In this article, I list the reference dictionaries we used for determining tricky cases and other character and pronunciation related issues. Not much will change in practice, the main difference is that we will be more consistent in applying this and so increase Skritter’s reliability.
Read more about our choice of references in the blog post:
One thing I’d like to mention too is that I keep a record of more interesting cases so I can share them later. These include all sorts of issues, but I will focus on those that I think are useful for learners in general or those that are so common that they should be mentioned. Stay tuned!
we’re currently using Mainland references for pronunciation, which isn’t optimal for students in Taiwan. We’re working on addressing these issues!
Thanks for keeping that in mind!
Having an option to enable a Taiwanese pronunciation set (overwriting Chinese Mainland) would be great.
Providing consistently checked pronunciation for both locations is probably not something we will be able to provide in the near future considering how much work it would entail, but we are working on the option of allowing custom pronunciation. I realise that this is not ideal, but it’s definitiely better than being forced to use pronunciation you don’t want to use.
I was recently showing off my character-writing skills (acquired on Skritter) to a native speaker, and she told me that she learned a different stroke order for one my characters.
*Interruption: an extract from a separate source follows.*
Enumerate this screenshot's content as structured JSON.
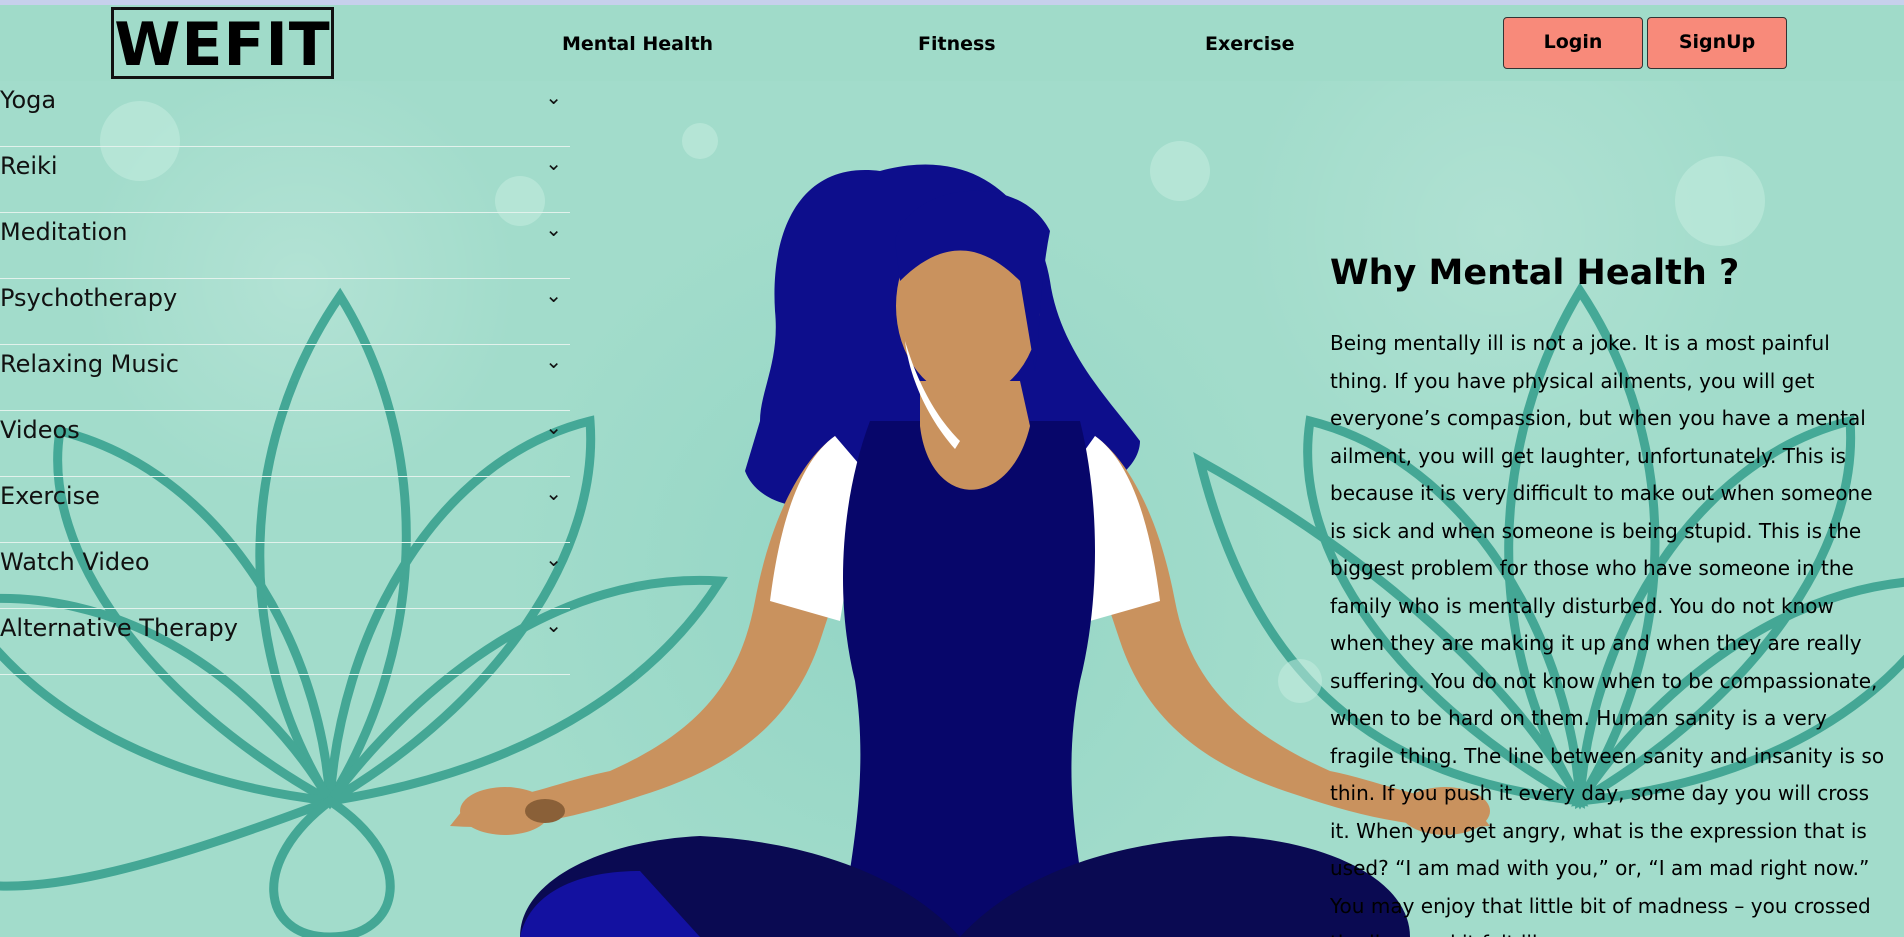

Not sure which one of us is more “standard”. This leads me to ask:
Is there a standard reference for stroke order for Chinese characters? What source does Skritter use its stroke orderings?
For similpfied Chinese, the standard reference work is 现代汉语通用字笔顺规范, but since it hasn’t been published online (as far as I know, anyway), we usually just refer to any of the high-quality dictionaries that are more easily accessible such as 漢典 or Pleco.
For traditional Chinese, we use the 國語辭典 published by the Ministry of Education (Taiwan).
We do also have the option to allow more than one stroke order in cases where there are numerous widely used variants (such as for 忄).
Remember, stroke order exists to make characters easy to write (and read, to some extent), so if that goal is achievede, the stroke order is good. That doesn’t mean that learners should invent their own stroke order, but that is’t possible in Skritter anyway, we only allow additional variants when they are commonly used by native speakers.
That being said, there are errors here and there and we do our best to fix them. If you think a character has the incorrect stroke order, please report it and we’ll have a look!
Hm… I should probably write a blog post about this…